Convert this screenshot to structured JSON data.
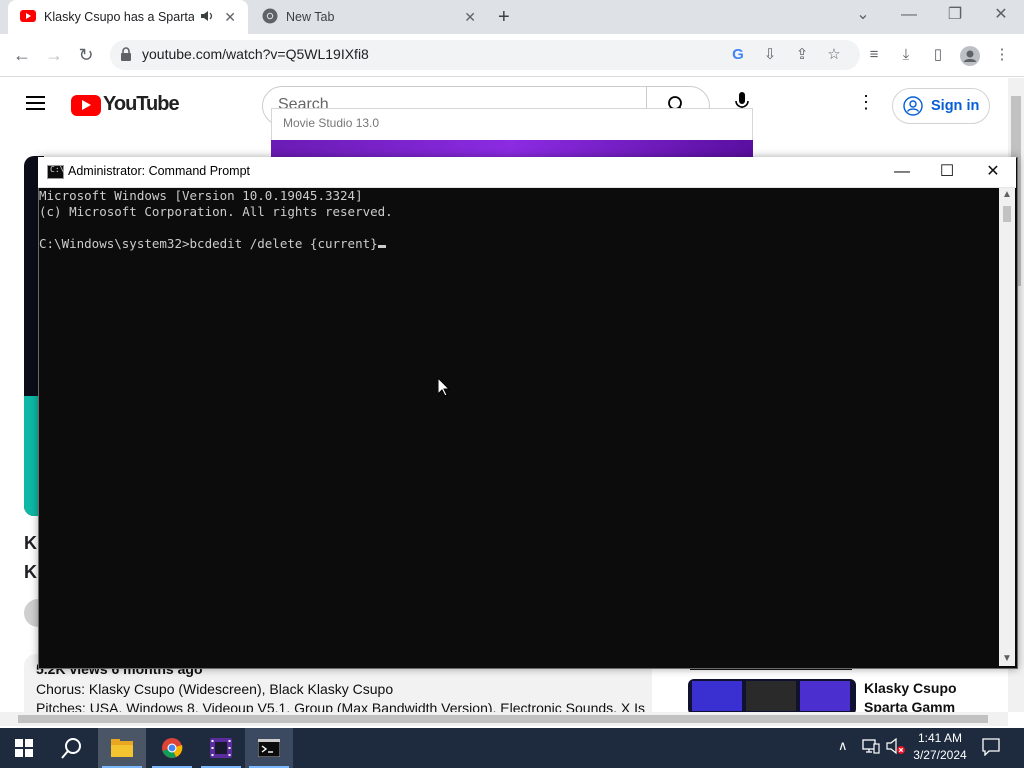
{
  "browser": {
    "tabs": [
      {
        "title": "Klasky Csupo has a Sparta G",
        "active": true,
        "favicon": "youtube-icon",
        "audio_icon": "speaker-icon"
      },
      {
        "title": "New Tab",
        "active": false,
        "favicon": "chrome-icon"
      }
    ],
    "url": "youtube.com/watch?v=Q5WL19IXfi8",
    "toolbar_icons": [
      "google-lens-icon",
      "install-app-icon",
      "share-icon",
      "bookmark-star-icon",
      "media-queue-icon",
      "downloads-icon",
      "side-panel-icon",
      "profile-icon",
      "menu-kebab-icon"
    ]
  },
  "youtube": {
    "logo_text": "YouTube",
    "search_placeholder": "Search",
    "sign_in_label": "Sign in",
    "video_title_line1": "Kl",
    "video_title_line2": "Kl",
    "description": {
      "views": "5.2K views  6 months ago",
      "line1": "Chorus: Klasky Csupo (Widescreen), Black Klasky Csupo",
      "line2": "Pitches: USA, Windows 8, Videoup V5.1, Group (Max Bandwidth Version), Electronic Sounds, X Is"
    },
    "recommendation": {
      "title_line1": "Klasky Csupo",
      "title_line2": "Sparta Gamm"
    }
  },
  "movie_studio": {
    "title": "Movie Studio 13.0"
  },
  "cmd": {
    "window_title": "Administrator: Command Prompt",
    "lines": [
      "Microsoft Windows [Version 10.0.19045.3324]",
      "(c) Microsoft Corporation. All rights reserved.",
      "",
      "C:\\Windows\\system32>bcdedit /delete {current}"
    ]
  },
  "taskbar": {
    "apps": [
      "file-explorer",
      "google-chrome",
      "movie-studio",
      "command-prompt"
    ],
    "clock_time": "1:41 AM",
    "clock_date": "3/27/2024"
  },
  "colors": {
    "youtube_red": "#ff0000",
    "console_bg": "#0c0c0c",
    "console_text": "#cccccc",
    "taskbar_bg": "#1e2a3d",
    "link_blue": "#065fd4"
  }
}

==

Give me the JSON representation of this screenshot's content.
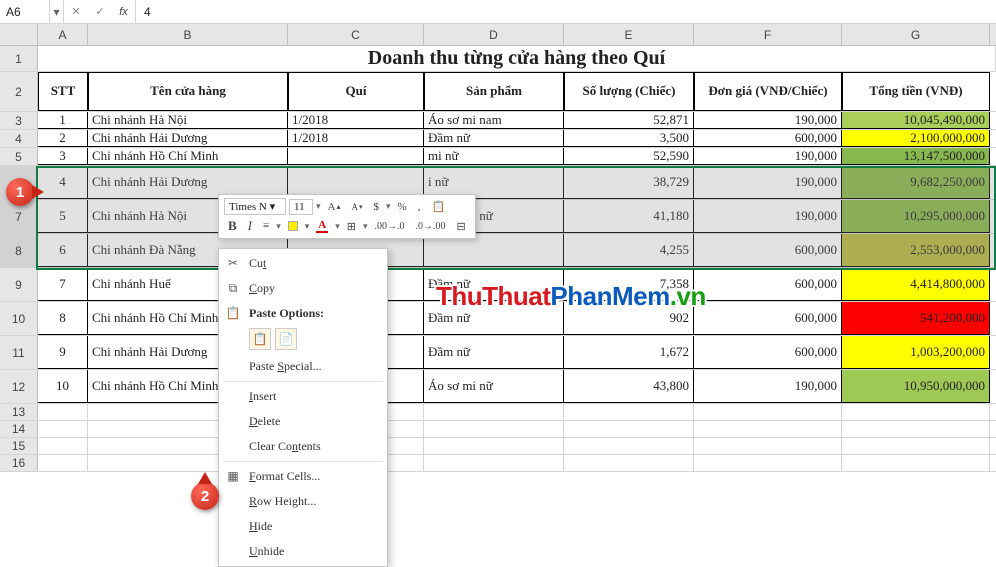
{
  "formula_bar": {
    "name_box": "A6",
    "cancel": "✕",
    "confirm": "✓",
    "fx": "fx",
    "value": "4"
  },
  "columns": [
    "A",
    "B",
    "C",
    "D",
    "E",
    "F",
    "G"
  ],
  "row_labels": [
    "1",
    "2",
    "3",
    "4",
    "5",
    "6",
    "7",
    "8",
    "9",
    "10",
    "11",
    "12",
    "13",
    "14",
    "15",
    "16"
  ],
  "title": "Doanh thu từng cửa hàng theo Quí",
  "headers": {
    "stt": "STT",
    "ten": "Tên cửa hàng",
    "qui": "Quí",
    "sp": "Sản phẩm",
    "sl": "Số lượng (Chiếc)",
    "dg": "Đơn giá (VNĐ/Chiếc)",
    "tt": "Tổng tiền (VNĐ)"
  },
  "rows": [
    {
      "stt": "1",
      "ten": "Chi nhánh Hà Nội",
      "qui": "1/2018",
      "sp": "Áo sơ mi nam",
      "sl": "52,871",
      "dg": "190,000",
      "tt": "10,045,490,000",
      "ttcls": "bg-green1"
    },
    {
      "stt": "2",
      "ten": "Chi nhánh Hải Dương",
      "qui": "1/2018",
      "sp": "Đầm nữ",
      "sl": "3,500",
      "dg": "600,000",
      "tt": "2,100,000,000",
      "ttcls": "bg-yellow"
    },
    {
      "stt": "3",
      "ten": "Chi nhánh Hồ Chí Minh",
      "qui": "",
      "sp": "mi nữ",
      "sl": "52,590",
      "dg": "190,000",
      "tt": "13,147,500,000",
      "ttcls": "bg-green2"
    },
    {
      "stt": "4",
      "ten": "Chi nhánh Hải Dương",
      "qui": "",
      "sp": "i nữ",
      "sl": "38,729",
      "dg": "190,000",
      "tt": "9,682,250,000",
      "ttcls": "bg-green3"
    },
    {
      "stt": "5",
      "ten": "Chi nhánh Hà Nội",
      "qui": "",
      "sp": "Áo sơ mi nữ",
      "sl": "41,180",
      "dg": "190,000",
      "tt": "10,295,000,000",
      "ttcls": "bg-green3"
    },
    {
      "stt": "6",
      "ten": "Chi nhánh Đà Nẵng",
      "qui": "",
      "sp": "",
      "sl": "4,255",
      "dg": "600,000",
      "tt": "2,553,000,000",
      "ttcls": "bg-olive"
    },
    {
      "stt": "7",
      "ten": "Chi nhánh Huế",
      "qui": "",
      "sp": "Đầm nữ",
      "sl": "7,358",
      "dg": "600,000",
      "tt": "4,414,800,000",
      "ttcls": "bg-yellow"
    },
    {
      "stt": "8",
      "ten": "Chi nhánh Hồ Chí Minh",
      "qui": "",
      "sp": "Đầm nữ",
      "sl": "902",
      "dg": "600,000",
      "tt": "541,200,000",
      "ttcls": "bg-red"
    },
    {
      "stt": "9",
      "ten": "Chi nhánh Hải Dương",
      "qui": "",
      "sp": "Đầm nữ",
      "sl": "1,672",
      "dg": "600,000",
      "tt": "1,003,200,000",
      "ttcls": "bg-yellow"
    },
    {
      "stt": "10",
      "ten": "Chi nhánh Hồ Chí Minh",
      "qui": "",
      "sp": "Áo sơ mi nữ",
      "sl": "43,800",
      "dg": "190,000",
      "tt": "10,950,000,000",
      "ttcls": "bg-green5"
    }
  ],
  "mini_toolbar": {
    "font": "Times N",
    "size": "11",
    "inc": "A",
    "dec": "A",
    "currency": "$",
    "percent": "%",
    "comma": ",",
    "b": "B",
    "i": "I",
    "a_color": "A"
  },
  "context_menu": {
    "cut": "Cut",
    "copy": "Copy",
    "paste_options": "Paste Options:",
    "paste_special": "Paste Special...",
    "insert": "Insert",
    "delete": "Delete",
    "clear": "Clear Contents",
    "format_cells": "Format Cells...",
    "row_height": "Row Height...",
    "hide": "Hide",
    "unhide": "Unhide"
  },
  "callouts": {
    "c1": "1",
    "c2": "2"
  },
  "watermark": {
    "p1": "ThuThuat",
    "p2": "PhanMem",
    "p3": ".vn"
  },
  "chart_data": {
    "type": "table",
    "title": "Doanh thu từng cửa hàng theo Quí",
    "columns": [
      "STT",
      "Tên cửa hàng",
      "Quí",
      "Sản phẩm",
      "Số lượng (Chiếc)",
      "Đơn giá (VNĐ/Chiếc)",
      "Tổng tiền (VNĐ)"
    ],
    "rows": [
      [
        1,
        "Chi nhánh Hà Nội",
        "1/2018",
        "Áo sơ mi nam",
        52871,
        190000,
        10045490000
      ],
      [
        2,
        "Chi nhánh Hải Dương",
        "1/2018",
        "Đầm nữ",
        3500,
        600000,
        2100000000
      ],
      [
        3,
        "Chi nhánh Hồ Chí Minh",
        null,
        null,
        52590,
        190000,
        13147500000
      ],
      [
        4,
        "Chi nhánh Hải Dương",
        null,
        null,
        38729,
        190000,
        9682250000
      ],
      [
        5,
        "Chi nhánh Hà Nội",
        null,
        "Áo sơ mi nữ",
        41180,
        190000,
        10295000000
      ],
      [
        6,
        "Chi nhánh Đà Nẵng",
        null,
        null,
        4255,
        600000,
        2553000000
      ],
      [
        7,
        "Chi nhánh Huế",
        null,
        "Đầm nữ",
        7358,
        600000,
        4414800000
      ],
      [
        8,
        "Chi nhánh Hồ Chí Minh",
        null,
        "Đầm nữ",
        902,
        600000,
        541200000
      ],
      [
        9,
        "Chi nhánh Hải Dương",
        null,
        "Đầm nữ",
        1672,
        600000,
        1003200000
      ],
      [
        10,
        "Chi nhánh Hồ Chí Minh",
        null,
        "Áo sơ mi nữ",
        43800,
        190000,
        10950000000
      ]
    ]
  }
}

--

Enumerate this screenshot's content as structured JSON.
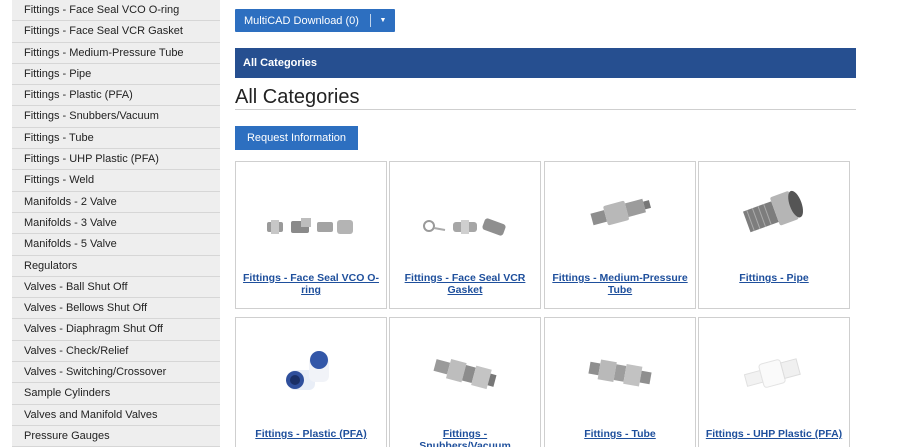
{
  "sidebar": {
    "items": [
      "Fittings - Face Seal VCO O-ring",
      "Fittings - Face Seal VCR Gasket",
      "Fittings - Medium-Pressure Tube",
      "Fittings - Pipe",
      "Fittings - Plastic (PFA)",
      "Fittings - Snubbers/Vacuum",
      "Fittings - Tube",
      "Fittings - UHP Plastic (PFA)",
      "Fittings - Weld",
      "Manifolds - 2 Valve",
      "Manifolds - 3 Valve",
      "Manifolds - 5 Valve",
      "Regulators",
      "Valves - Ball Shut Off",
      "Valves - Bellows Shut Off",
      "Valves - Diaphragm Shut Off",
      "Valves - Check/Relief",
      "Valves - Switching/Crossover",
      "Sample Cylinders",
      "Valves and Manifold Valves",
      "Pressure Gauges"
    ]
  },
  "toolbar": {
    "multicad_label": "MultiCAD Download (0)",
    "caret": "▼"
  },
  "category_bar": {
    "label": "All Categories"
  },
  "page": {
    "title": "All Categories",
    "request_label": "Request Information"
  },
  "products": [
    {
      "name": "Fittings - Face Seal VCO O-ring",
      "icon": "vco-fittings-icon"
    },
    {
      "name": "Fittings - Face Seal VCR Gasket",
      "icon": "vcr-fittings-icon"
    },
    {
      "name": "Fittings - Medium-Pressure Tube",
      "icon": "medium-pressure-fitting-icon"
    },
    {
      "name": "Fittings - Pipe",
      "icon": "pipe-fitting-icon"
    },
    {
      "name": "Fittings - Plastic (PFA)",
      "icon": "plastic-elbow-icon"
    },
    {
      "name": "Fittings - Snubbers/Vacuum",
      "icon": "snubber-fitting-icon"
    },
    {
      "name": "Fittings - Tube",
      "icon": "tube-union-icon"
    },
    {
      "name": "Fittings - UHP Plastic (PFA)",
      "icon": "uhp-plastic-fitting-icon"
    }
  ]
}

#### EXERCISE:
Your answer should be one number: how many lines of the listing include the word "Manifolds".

#### WRITTEN RESPONSE:
3